▶ **BRIEF**: From the entries that follow, copy each line in which "what" appears.

▶ **PROVIDED MATERIAL**:
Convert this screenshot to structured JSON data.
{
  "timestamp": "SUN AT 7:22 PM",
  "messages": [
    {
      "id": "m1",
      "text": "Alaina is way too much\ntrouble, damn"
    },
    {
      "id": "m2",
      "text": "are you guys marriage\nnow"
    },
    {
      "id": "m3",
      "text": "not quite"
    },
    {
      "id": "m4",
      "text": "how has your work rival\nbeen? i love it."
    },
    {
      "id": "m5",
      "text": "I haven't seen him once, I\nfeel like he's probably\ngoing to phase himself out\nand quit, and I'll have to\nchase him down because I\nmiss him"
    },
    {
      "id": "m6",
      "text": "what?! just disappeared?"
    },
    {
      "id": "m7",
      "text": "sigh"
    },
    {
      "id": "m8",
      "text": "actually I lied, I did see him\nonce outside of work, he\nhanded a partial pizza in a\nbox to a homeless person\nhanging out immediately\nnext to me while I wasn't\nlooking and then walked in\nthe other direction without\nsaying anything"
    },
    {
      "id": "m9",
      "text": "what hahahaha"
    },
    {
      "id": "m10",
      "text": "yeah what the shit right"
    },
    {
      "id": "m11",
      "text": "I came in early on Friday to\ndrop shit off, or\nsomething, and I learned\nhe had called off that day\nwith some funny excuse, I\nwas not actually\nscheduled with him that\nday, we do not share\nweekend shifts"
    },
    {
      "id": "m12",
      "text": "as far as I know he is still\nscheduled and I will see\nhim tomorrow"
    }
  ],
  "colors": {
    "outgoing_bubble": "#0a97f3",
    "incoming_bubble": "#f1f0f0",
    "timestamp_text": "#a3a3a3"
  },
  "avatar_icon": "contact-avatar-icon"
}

▶ **OUTPUT FOR THIS TASK**:
      "text": "what?! just disappeared?"
      "text": "what hahahaha"
      "text": "yeah what the shit right"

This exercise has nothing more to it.